Report only the number of lines in the following entries where the word "name" occurs.

*** Opening Entries provided ***

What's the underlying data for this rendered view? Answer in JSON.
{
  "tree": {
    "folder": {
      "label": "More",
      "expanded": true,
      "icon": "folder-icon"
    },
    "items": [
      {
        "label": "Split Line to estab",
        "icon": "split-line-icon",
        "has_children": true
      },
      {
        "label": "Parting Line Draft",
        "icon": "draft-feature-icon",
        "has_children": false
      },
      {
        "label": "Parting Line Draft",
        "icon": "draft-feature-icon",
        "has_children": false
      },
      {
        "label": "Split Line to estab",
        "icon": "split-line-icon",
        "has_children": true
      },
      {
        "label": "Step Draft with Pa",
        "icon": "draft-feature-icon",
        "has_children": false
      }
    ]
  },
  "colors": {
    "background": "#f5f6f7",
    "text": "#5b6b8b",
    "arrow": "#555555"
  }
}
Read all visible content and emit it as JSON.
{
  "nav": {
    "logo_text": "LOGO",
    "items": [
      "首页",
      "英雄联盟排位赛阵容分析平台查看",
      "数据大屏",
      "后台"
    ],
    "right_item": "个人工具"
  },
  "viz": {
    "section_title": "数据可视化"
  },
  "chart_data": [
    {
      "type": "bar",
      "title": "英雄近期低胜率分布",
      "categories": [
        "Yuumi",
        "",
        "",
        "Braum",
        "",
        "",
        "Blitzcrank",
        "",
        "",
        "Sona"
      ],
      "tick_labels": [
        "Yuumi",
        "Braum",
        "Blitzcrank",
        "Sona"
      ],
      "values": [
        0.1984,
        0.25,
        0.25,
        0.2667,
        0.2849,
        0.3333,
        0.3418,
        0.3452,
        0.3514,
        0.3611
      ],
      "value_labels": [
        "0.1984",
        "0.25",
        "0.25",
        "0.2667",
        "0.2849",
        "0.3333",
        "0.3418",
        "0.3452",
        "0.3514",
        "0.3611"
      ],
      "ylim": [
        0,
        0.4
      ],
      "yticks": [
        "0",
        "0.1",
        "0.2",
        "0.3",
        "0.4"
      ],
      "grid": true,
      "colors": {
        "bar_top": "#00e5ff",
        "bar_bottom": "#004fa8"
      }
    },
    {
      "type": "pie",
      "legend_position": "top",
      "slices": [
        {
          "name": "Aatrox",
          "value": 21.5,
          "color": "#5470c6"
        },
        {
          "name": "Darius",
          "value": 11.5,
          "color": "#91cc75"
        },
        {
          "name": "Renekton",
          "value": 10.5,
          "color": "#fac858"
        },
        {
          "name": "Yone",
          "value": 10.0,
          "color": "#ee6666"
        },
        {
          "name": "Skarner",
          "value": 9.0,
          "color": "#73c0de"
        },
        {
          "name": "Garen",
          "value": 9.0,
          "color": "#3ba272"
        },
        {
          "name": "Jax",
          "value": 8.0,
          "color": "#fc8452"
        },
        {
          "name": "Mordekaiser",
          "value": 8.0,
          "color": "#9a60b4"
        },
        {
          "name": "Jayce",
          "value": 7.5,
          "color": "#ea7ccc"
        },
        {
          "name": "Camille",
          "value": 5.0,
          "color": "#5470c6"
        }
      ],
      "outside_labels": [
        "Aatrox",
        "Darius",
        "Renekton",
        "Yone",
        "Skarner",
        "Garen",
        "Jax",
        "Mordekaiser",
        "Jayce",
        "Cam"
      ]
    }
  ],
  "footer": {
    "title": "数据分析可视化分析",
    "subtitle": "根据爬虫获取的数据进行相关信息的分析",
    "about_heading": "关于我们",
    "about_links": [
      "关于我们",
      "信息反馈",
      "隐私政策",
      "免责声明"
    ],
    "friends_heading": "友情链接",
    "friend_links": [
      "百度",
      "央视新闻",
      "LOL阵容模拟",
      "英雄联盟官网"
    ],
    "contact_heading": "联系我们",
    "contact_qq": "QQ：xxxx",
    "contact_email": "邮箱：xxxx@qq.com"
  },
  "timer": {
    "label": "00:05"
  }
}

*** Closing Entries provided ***

- **Reply to the exercise**
10